Aspirin: Fact vs Fiction
Most people are aware of the cardiovascular benefits of taking an aspirin daily, however, I often see a lot of confusion among my patients of how much and when is the best time to take it. Here is a little insight into the power of aspirin, and the side effects to be aware of:
How much aspirin should I take daily?
Most people only need to take 81 mg daily, this is often referred to as "baby aspirin". Taking more aspirin than your prescriber tells you will not make it work better and in fact higher doses can increase your chances of bleeding. It's important to talk to your prescriber about how much aspirin to take.
What are the potential side effects of taking aspirin daily?
Aspirin makes platelets less able to adhere together in your blood vessels, therefore, aspirin can cause bleeding or bruising. You may notice that when you take aspirin daily and you get cut, it takes a little longer to stop the bleeding. Also, aspirin can upset your stomach. Less common but serious side effects of aspirin are bleeding in the stomach or brain. Bleeding in the brain can cause a stroke. If aspirin upsets your stomach, take it with food or milk. Watch for black tarry stool, blood in your stool, nausea or vomiting, or a sudden severe headache. If any of these things happen, call your prescriber right away or get emergency help.
What is the best time of day to take aspirin?
Just like there is no evidence taking more than 81mg per day of aspirin adds more benefit to cardiovascular protection, there is also no proof that taking aspirin more often than once a day is better. Time of day is also irrelevant (i.e. bedtime vs morning). I've also had patients tell me they take aspirin every other day because it upsets their stomach. There is no evidence that taking aspirin every other day will reduce the risk of stomach bleed and you may still be putting yourself at cardiovascular risk. The most important thing to remember is to take your aspirin once a day, every day, at a time that’s best for you.
What's the difference between plain aspirin vs enteric-coated aspirin vs a buffered aspirin?
There are three types of aspirin available commercially in the United States. There is plain aspirin, enteric-coated aspirin, and buffered aspirin. Enteric-coated aspirin is coated to help protect the stomach. Buffered aspirin contains aspirin plus antacids. Enteric-coated or buffered aspirin might feel gentler on your stomach than plain aspirin. But they don’t prevent bleeding in the gut. There is no proof that one kind of aspirin works better than the others. If you are not sure about which kind of aspirin to take, ask your pharmacist or prescriber.
The benefits of aspirin are prevention of a heart attack or stroke. The risks of aspirin are bleeding in the stomach or brain. Aspirin is used by many people who have had a heart attack or stroke to prevent another one. Aspirin can also be used if you have not had a heart attack or stroke but have a high chance of one. If you have diabetes or high blood pressure or are a smoker, your prescriber might want you to take aspirin. These things can up your chance of a heart attack or stroke.
As you can see there are many benefits vs risks when considering adding daily aspirin to your medication regimen.
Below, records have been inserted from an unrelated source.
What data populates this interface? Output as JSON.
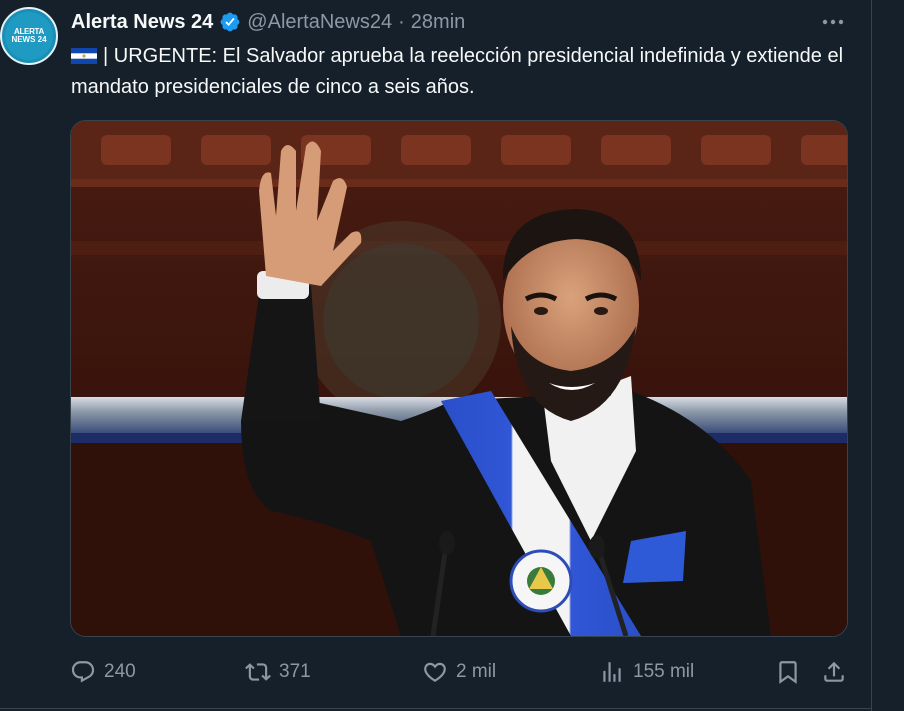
{
  "author": {
    "avatar_text_line1": "ALERTA",
    "avatar_text_line2": "NEWS 24",
    "name": "Alerta News 24",
    "handle": "@AlertaNews24",
    "separator": "·",
    "time": "28min"
  },
  "tweet": {
    "text": "| URGENTE: El Salvador aprueba la reelección presidencial indefinida y extiende el mandato presidenciales de cinco a seis años.",
    "flag_icon": "el-salvador-flag"
  },
  "actions": {
    "replies": "240",
    "retweets": "371",
    "likes": "2 mil",
    "views": "155 mil"
  },
  "colors": {
    "background": "#15202b",
    "text": "#f7f9f9",
    "muted": "#8b98a5",
    "verified": "#1d9bf0",
    "divider": "#38444d"
  }
}
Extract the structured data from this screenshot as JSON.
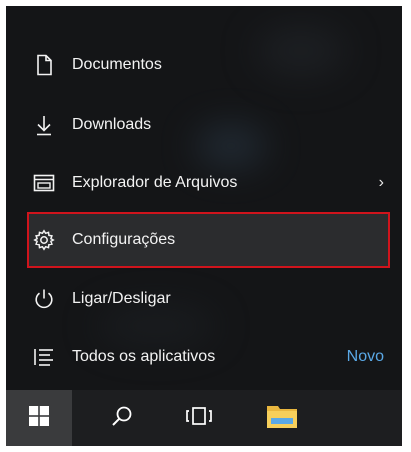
{
  "start_menu": {
    "items": [
      {
        "label": "Documentos",
        "icon": "document-icon"
      },
      {
        "label": "Downloads",
        "icon": "download-icon"
      },
      {
        "label": "Explorador de Arquivos",
        "icon": "file-explorer-icon",
        "trailing": "›"
      },
      {
        "label": "Configurações",
        "icon": "settings-gear-icon",
        "selected": true
      },
      {
        "label": "Ligar/Desligar",
        "icon": "power-icon"
      },
      {
        "label": "Todos os aplicativos",
        "icon": "all-apps-list-icon",
        "badge": "Novo"
      }
    ]
  },
  "taskbar": {
    "buttons": [
      {
        "icon": "windows-start-icon"
      },
      {
        "icon": "search-icon"
      },
      {
        "icon": "task-view-icon"
      },
      {
        "icon": "file-explorer-folder-icon"
      }
    ]
  },
  "colors": {
    "menu_background": "#141517",
    "taskbar_background": "#1d1e20",
    "highlight_border": "#d0141c",
    "accent_text": "#5aa8e6"
  }
}
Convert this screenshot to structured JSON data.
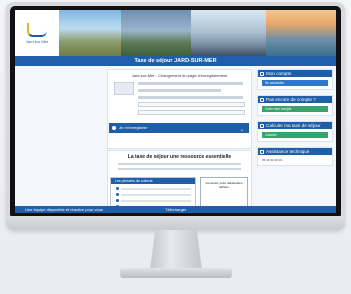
{
  "site": {
    "logo_text": "Jard sur Mer",
    "page_title": "Taxe de séjour JARD-SUR-MER"
  },
  "center_card": {
    "title": "Jard-sur-Mer - Changement du page d'enregistrement",
    "accordion_label": "Je m'enregistrer"
  },
  "info_section": {
    "title": "La taxe de séjour une ressource essentielle",
    "box_title": "Les périodes de collecte",
    "callout": "Consultez votre délibération tarifaire"
  },
  "sidebar": {
    "account": {
      "title": "Mon compte",
      "button": "Se connecter"
    },
    "register": {
      "title": "Pas encore de compte ?",
      "button": "Créer mon compte"
    },
    "calculate": {
      "title": "Calculer ma taxe de séjour",
      "button": "Calculer"
    },
    "support": {
      "title": "Assistance technique",
      "text": "05 40 33 29 29"
    }
  },
  "bottom": {
    "left_label": "Une équipe disponible et réactive pour vous",
    "right_label": "Télécharger"
  },
  "colors": {
    "brand_blue": "#1f5fa9",
    "success_green": "#3aa26c"
  }
}
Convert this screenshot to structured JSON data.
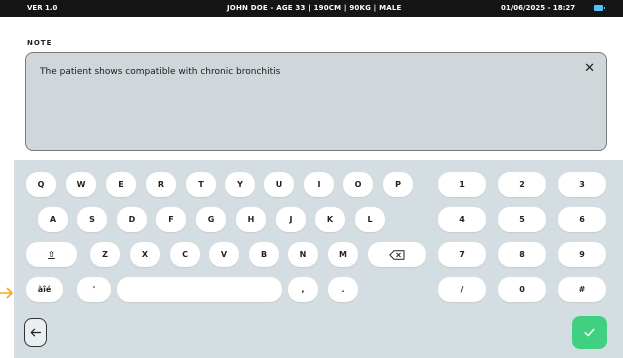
{
  "status_bar": {
    "version": "VER 1.0",
    "patient_info": "JOHN DOE - AGE 33 | 190CM | 90KG | MALE",
    "datetime": "01/06/2025 - 18:27",
    "battery_icon": "battery-icon"
  },
  "note": {
    "label": "NOTE",
    "text": "The patient shows compatible with chronic bronchitis",
    "close_glyph": "✕"
  },
  "keyboard": {
    "row1": [
      "Q",
      "W",
      "E",
      "R",
      "T",
      "Y",
      "U",
      "I",
      "O",
      "P"
    ],
    "row2": [
      "A",
      "S",
      "D",
      "F",
      "G",
      "H",
      "J",
      "K",
      "L"
    ],
    "row3": [
      "Z",
      "X",
      "C",
      "V",
      "B",
      "N",
      "M"
    ],
    "shift_label": "⇧",
    "accent_label": "àîé",
    "apostrophe_label": "'",
    "comma_label": ",",
    "period_label": ".",
    "numpad": [
      [
        "1",
        "2",
        "3"
      ],
      [
        "4",
        "5",
        "6"
      ],
      [
        "7",
        "8",
        "9"
      ],
      [
        "/",
        "0",
        "#"
      ]
    ]
  },
  "colors": {
    "status_bar_bg": "#151515",
    "keyboard_bg": "#d4dde1",
    "confirm_green": "#3fd081",
    "battery_blue": "#4fc3f7",
    "arrow_orange": "#f5a623"
  },
  "icons": {
    "backspace": "backspace-icon",
    "back": "arrow-left-icon",
    "confirm": "checkmark-icon"
  }
}
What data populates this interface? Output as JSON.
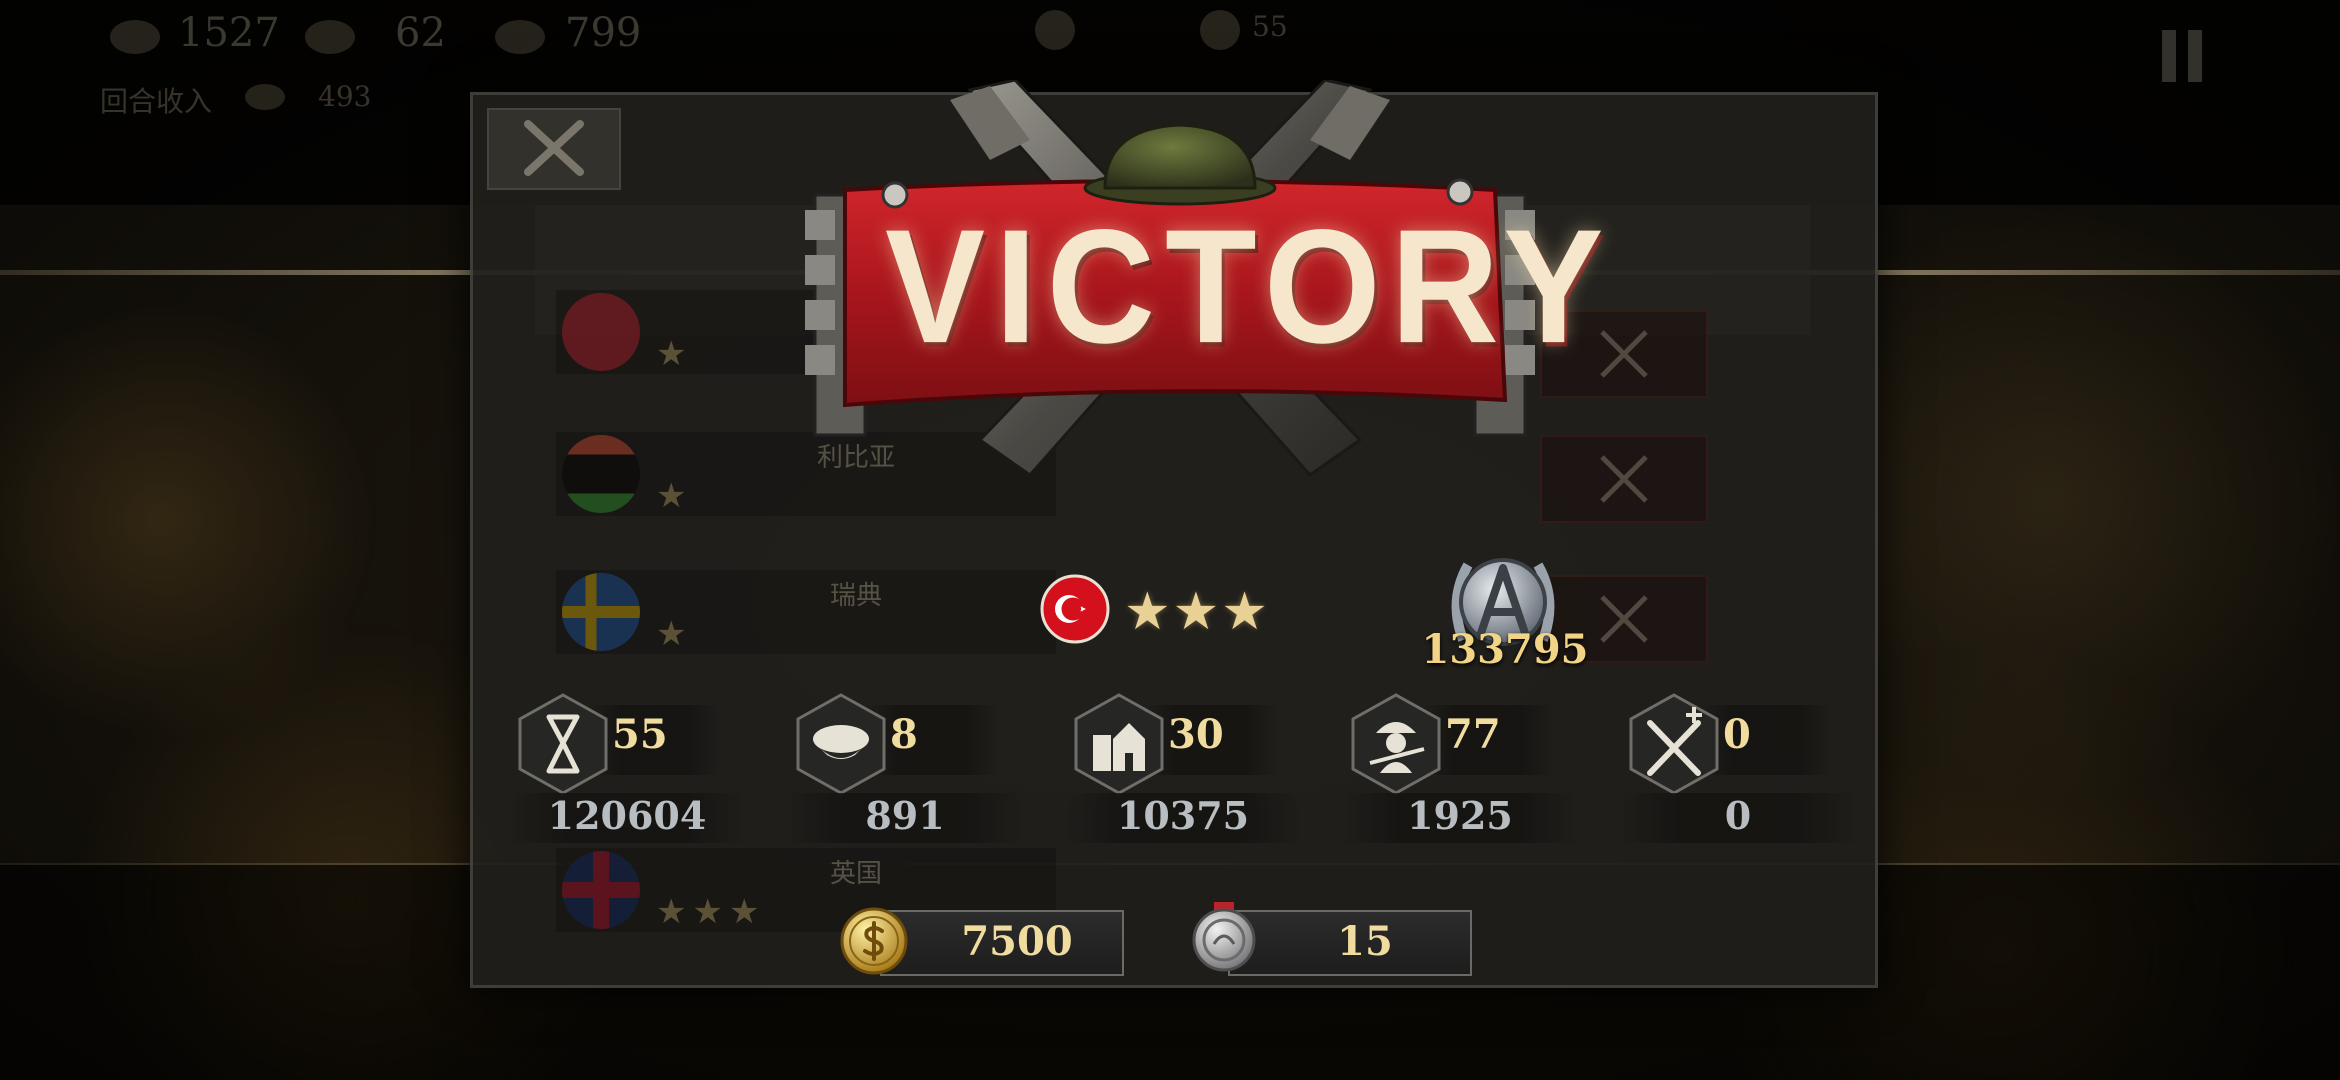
{
  "hud": {
    "gold": "1527",
    "manpower": "62",
    "industry": "799",
    "turn_income_label": "回合收入",
    "turn_income_gold": "493",
    "enemy_count": "55"
  },
  "nations": [
    {
      "name": "",
      "stars": "★",
      "flag_icon": "turkey-flag-icon"
    },
    {
      "name": "利比亚",
      "stars": "★",
      "flag_icon": "libya-flag-icon"
    },
    {
      "name": "瑞典",
      "stars": "★",
      "flag_icon": "sweden-flag-icon"
    },
    {
      "name": "英国",
      "stars": "★★★",
      "flag_icon": "uk-flag-icon"
    }
  ],
  "banner": {
    "title": "VICTORY"
  },
  "player": {
    "flag_icon": "turkey-flag-icon",
    "stars": "★★★",
    "rating": 3,
    "score": "133795",
    "score_icon": "laurel-medal-icon"
  },
  "stats": [
    {
      "icon": "hourglass-icon",
      "count": "55",
      "total": "120604"
    },
    {
      "icon": "officer-cap-icon",
      "count": "8",
      "total": "891"
    },
    {
      "icon": "city-building-icon",
      "count": "30",
      "total": "10375"
    },
    {
      "icon": "soldier-icon",
      "count": "77",
      "total": "1925"
    },
    {
      "icon": "crossed-swords-icon",
      "count": "0",
      "total": "0"
    }
  ],
  "rewards": {
    "gold": {
      "icon": "gold-coin-icon",
      "value": "7500"
    },
    "medal": {
      "icon": "silver-medal-icon",
      "value": "15"
    }
  },
  "colors": {
    "accent_gold": "#f1dca0",
    "banner_red": "#b71c22",
    "total_silver": "#b8bdc2",
    "star_gold": "#e9d196"
  }
}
It's important to talk with your prescriber before you start taking aspirin. Ask if aspirin’s benefits to you balance its risks.
To learn more about the benefits of a comprehensive medication review by a Pharmacist visit www.pillboxtalk.com